The Bank’s resource conservation programmes, in water usage, energy consumption, and waste recycling, are helping to cut down CO2 emission.
“We recognize that a better and prosperous future is linked to the well-being and health of our planet, said Hebert Wigwe, MD/CEO Access Bank. Thus, the protection of the environment is germane to us. We strive to promote the efficient use of resources and address Sustainability issues when managing risk. We also develop products and services that aim to reduce the carbon footprints of our customers.”
The Bank has been taking urgent action to combat climate change and its impacts. A number of other initiatives are also ongoing in the Bank to ensure that the businesses it lends to and finance does not have adverse environmental impacts, or at least have impacts that can be mitigated.
Amongst others, key instruments Access Bank uses to do this, have primarily included environmental impact assessments and due diligence audits of prospective projects, clients and suppliers. In furtherance of its continued commitment to environmental stewardship and responsibility, it became a pioneer member of the Environment workstream of the UNGC Local Network in Nigeria in 2016.
“The rapidly-increasing urgency and need for action toward alleviating global environmental challenges continues to increase the Bank’s awareness and concern to take significant steps towards helping to solve some of the emerging global biophysical megatrends. We strongly uphold the precautionary principle, which motivates us to want to get involved, for example, in mitigating climate change, even when the scientific evidence may seem inconclusive. As part of the global efforts to combat potentially dangerous climate change, a number of initiatives exist in the Bank to curtail our greenhouse gas emissions footprint through the reduction of diesel consumption at our business locations. The Bank also makes efforts to reduce water consumption, material resources such as paper, and business travel, where possible,” adds Wigwe.
In addition, the Bank is part of the NCF programmes. The NCF is dedicated to nature conservation and sustainable development in Nigeria. NCF leads in promoting sustainable development through environmental conservation and natural resource management in Nigeria. Access bank remained a member of the Nigerian Conservation Foundation in 2016. Access Banks continues to support biodiversity preservation through our contribution towards the foundation.

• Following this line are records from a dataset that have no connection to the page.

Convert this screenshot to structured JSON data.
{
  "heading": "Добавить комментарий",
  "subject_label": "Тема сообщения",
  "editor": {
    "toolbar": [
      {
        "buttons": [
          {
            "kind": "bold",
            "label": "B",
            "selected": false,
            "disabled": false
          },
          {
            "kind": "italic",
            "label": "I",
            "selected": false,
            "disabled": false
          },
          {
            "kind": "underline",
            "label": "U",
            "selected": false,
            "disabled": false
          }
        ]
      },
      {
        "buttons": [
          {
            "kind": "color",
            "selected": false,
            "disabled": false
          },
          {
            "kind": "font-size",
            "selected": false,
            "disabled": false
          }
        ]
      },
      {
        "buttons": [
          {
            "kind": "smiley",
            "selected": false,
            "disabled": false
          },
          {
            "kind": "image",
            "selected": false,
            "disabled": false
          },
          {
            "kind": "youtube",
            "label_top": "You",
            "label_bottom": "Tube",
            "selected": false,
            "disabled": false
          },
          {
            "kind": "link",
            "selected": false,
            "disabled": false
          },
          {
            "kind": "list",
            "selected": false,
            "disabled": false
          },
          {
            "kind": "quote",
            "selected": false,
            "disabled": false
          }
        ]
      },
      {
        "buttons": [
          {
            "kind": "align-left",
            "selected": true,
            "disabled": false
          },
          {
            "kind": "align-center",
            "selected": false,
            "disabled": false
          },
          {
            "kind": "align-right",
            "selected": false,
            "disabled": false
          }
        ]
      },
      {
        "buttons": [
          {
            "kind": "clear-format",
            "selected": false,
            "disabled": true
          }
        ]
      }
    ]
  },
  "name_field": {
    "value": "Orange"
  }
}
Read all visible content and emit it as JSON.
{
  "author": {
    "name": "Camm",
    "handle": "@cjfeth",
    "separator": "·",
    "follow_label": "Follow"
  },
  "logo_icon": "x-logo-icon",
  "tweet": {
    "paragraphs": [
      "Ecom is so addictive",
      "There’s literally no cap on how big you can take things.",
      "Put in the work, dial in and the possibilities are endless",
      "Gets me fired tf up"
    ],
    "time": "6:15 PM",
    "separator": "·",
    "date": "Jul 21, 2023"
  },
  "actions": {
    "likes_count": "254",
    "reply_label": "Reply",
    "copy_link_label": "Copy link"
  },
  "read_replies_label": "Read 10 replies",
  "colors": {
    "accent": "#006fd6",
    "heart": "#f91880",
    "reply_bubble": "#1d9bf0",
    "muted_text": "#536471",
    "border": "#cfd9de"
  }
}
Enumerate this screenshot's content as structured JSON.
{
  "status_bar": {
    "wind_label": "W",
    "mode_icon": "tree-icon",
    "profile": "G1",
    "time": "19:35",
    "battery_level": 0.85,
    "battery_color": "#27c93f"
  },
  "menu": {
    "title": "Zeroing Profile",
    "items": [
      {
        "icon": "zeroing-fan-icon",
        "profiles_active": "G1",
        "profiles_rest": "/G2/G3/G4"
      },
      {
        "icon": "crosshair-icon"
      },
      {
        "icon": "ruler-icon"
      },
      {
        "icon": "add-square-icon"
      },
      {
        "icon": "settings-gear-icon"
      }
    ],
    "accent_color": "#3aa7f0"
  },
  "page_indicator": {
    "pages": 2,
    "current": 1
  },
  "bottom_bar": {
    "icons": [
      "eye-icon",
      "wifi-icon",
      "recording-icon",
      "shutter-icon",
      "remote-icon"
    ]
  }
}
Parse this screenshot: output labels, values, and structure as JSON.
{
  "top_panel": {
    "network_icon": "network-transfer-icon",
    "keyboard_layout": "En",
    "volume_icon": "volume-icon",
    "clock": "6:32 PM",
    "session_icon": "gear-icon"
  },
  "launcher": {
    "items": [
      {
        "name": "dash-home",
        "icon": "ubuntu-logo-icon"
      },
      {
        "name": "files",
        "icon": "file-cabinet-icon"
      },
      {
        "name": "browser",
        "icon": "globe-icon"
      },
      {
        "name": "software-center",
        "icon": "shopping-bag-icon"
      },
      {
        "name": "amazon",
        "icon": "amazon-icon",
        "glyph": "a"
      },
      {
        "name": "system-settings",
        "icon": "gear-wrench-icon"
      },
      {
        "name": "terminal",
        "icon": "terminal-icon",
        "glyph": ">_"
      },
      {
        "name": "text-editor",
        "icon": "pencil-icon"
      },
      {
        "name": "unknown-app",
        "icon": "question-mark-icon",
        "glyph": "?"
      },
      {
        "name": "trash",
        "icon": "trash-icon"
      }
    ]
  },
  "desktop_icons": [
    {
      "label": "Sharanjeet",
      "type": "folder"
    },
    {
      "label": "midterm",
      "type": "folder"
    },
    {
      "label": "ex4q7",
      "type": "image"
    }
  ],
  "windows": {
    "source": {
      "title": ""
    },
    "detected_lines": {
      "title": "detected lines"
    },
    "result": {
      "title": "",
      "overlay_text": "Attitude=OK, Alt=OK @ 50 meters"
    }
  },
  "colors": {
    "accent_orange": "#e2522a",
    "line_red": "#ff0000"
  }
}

In 2016, Access Bank was present at the Annual General Meeting, providing valuable leadership advice and guidance.
Access Bank’s Sustainability policy is predicated on this core principle: creating economic, environmental, and value. This sets the direction for a future-orientated business strategy that balances economic success with environmental and social responsibility.
“We are also committed to the ten principles of the United Nations Global Compact, as we continuously social strive to improve our Sustainability performance. We have also embedded relevant targets of the United Nation’s 17 Sustainable Development Goals (SDGs) in our operations and activities as a major player in the financial services industry,” explained Wigwe.
Also, Access Bank’s Dustbin Project Initiative which was targeted at the residents of Dustbin Estate in Ajegunle (Ajeromi-Ifelodun LGA, Lagos), is part of its environment preservation intervention programmes. Dustbin Estate is a collection of shanties built on a heap of refuse. It is divided into two by a sewage canal full of stagnant water, which is responsible for the putrid smell that perpetually lingers across the area. The sewage canal poses innumerable health hazards and environmental issues in a community where most adult and children defecate in the open.
“The objective of this initiative, explained Wigwe, which was carried out by the General Resource Management Group of our bank, was to identify with the children living in the community and give them hope to make meaning out of their predicament.”
Access Bank provided food and clothing materials for about 150 children living in the community. The Group also built a block of five toilets and five bathrooms for the community to reduce the cases of open defecation and the risk factors associated with the practice.